>> Nor I do believe that giardia necessarily need to die.
>> A healthy gut is one that can coexist with giardia, I guess, as those of
>> ancestors most likely did, I suppose.

>Yep, and our ancestors lived to a grand old age of about 45. Clean water
>makes a differance.

Cut down in their prime by the infamous sabre-toothed amoeba, no doubt.

Giardia happens. If the definition of clean water is water untouched by the
hand of man, then clean water is and always has been synonymous with giardia
water. Giardia water is therefore natural water. Conversely, modern day tap
water in all its sterility (laden with chemicals) is giardia-free and, in
essence, unnatural. (Let's use the term "giardia" here as a catch-all for
waterborne micro-organisms.) Likewise, backcountry water that has been
treated to remove or disable giardia is unnatural. And so it follows that
people who drink only tap water and treat all of their backcountry water
have "unnatural" digestive systems. Now, take an unnatural digestive system
and give it a sudden dose of nature, and it may balk. It could be a
voluminous chug of untreated water, or even just a few cysts o' giardia that
crept through the filter mechanism; whatever the case, the unnatural gut
allows the giardia to proliferate unchecked or whatever, and the person
becomes sick.

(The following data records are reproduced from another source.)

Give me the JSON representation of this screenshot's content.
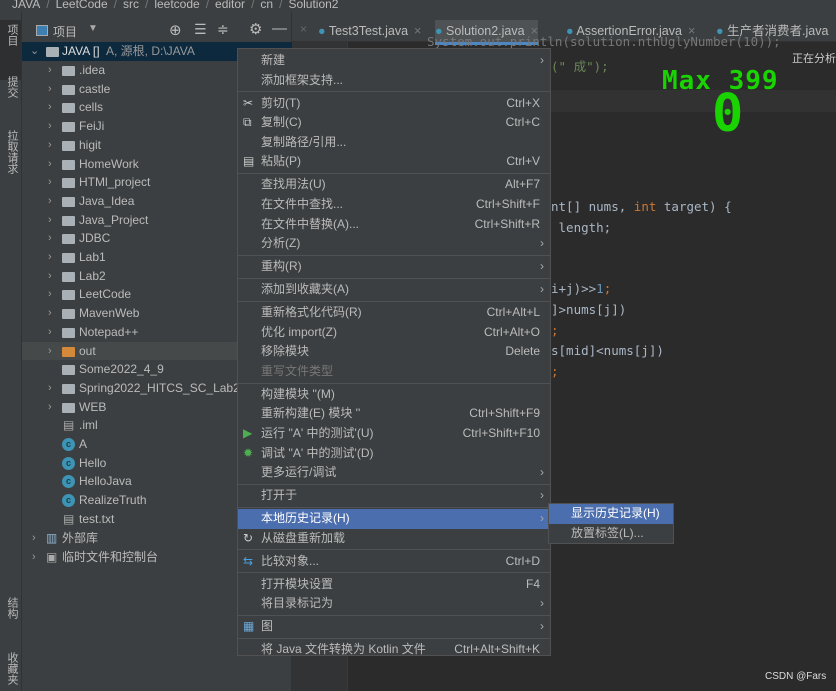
{
  "breadcrumb": [
    "JAVA",
    "LeetCode",
    "src",
    "leetcode",
    "editor",
    "cn",
    "Solution2"
  ],
  "left_strip": {
    "top": [
      "项目",
      "提交",
      "拉取请求"
    ],
    "bottom": [
      "结构",
      "收藏夹"
    ]
  },
  "project_panel": {
    "title": "项目",
    "root": {
      "name": "JAVA []",
      "detail": "A, 源根, D:\\JAVA"
    },
    "items": [
      {
        "name": ".idea",
        "type": "folder",
        "expandable": true
      },
      {
        "name": "castle",
        "type": "folder",
        "expandable": true
      },
      {
        "name": "cells",
        "type": "folder",
        "expandable": true
      },
      {
        "name": "FeiJi",
        "type": "folder",
        "expandable": true
      },
      {
        "name": "higit",
        "type": "folder",
        "expandable": true
      },
      {
        "name": "HomeWork",
        "type": "folder",
        "expandable": true
      },
      {
        "name": "HTMl_project",
        "type": "folder",
        "expandable": true
      },
      {
        "name": "Java_Idea",
        "type": "folder",
        "expandable": true
      },
      {
        "name": "Java_Project",
        "type": "folder",
        "expandable": true
      },
      {
        "name": "JDBC",
        "type": "folder",
        "expandable": true
      },
      {
        "name": "Lab1",
        "type": "folder",
        "expandable": true
      },
      {
        "name": "Lab2",
        "type": "folder",
        "expandable": true
      },
      {
        "name": "LeetCode",
        "type": "folder",
        "expandable": true
      },
      {
        "name": "MavenWeb",
        "type": "folder",
        "expandable": true
      },
      {
        "name": "Notepad++",
        "type": "folder",
        "expandable": true
      },
      {
        "name": "out",
        "type": "folder-orange",
        "expandable": true
      },
      {
        "name": "Some2022_4_9",
        "type": "folder",
        "expandable": false
      },
      {
        "name": "Spring2022_HITCS_SC_Lab2",
        "type": "folder",
        "expandable": true
      },
      {
        "name": "WEB",
        "type": "folder",
        "expandable": true
      },
      {
        "name": ".iml",
        "type": "iml",
        "expandable": false
      },
      {
        "name": "A",
        "type": "java-main",
        "expandable": false
      },
      {
        "name": "Hello",
        "type": "java-main",
        "expandable": false
      },
      {
        "name": "HelloJava",
        "type": "java-main",
        "expandable": false
      },
      {
        "name": "RealizeTruth",
        "type": "java",
        "expandable": false
      },
      {
        "name": "test.txt",
        "type": "text",
        "expandable": false
      }
    ],
    "external_libs": "外部库",
    "scratches": "临时文件和控制台"
  },
  "tabs": [
    {
      "label": "Test3Test.java"
    },
    {
      "label": "Solution2.java",
      "active": true
    },
    {
      "label": "AssertionError.java"
    },
    {
      "label": "生产者消费者.java"
    }
  ],
  "code": {
    "l1": "System.out.println(solution.nthUglyNumber(10));",
    "l2a": "(\"",
    "l2b": " 成\");",
    "l3a": "nt[] nums, ",
    "l3b": "int",
    " l3c": " target) {",
    "l4": " length;",
    "l5a": "i+j)>>",
    "l5b": "1",
    "l5c": ";",
    "l6": "]>nums[j])",
    "l7": ";",
    "l8": "s[mid]<nums[j])",
    "l9": ";"
  },
  "overlay": {
    "max_label": "Max 399",
    "counter": "0",
    "analyzing": "正在分析"
  },
  "context_menu": [
    {
      "label": "新建",
      "submenu": true
    },
    {
      "label": "添加框架支持..."
    },
    {
      "sep": true
    },
    {
      "label": "剪切(T)",
      "shortcut": "Ctrl+X",
      "icon": "scissors-icon"
    },
    {
      "label": "复制(C)",
      "shortcut": "Ctrl+C",
      "icon": "copy-icon"
    },
    {
      "label": "复制路径/引用..."
    },
    {
      "label": "粘贴(P)",
      "shortcut": "Ctrl+V",
      "icon": "paste-icon"
    },
    {
      "sep": true
    },
    {
      "label": "查找用法(U)",
      "shortcut": "Alt+F7"
    },
    {
      "label": "在文件中查找...",
      "shortcut": "Ctrl+Shift+F"
    },
    {
      "label": "在文件中替换(A)...",
      "shortcut": "Ctrl+Shift+R"
    },
    {
      "label": "分析(Z)",
      "submenu": true
    },
    {
      "sep": true
    },
    {
      "label": "重构(R)",
      "submenu": true
    },
    {
      "sep": true
    },
    {
      "label": "添加到收藏夹(A)",
      "submenu": true
    },
    {
      "sep": true
    },
    {
      "label": "重新格式化代码(R)",
      "shortcut": "Ctrl+Alt+L"
    },
    {
      "label": "优化 import(Z)",
      "shortcut": "Ctrl+Alt+O"
    },
    {
      "label": "移除模块",
      "shortcut": "Delete"
    },
    {
      "label": "重写文件类型",
      "disabled": true
    },
    {
      "sep": true
    },
    {
      "label": "构建模块 ''(M)"
    },
    {
      "label": "重新构建(E) 模块 ''",
      "shortcut": "Ctrl+Shift+F9"
    },
    {
      "label": "运行 ''A' 中的测试'(U)",
      "shortcut": "Ctrl+Shift+F10",
      "icon": "run-icon"
    },
    {
      "label": "调试 ''A' 中的测试'(D)",
      "icon": "debug-icon"
    },
    {
      "label": "更多运行/调试",
      "submenu": true
    },
    {
      "sep": true
    },
    {
      "label": "打开于",
      "submenu": true
    },
    {
      "sep": true
    },
    {
      "label": "本地历史记录(H)",
      "submenu": true,
      "selected": true
    },
    {
      "label": "从磁盘重新加载",
      "icon": "reload-icon"
    },
    {
      "sep": true
    },
    {
      "label": "比较对象...",
      "shortcut": "Ctrl+D",
      "icon": "compare-icon"
    },
    {
      "sep": true
    },
    {
      "label": "打开模块设置",
      "shortcut": "F4"
    },
    {
      "label": "将目录标记为",
      "submenu": true
    },
    {
      "sep": true
    },
    {
      "label": "图",
      "submenu": true,
      "icon": "diagram-icon"
    },
    {
      "sep": true
    },
    {
      "label": "将 Java 文件转换为 Kotlin 文件",
      "shortcut": "Ctrl+Alt+Shift+K"
    }
  ],
  "submenu": [
    {
      "label": "显示历史记录(H)",
      "selected": true
    },
    {
      "label": "放置标签(L)..."
    }
  ],
  "watermark": "CSDN @Fars",
  "colors": {
    "selection": "#4b6eaf",
    "overlay_green": "#19d400",
    "bg": "#2b2b2b",
    "panel": "#3c3f41"
  }
}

Now, the above diatribe takes us from an irresistably logical premise to an
overgeneralized conclusion, all with absolutely no science to back it up.
That said, it feels right to me and so I'm going with it. And we'll leave it
up to each bright hiking scholar on this list to decide for herself whether
she needs to treat her backcountry water and how best to discontinue
treating that water if so desired.

- blisterfree the vague (highly adapted)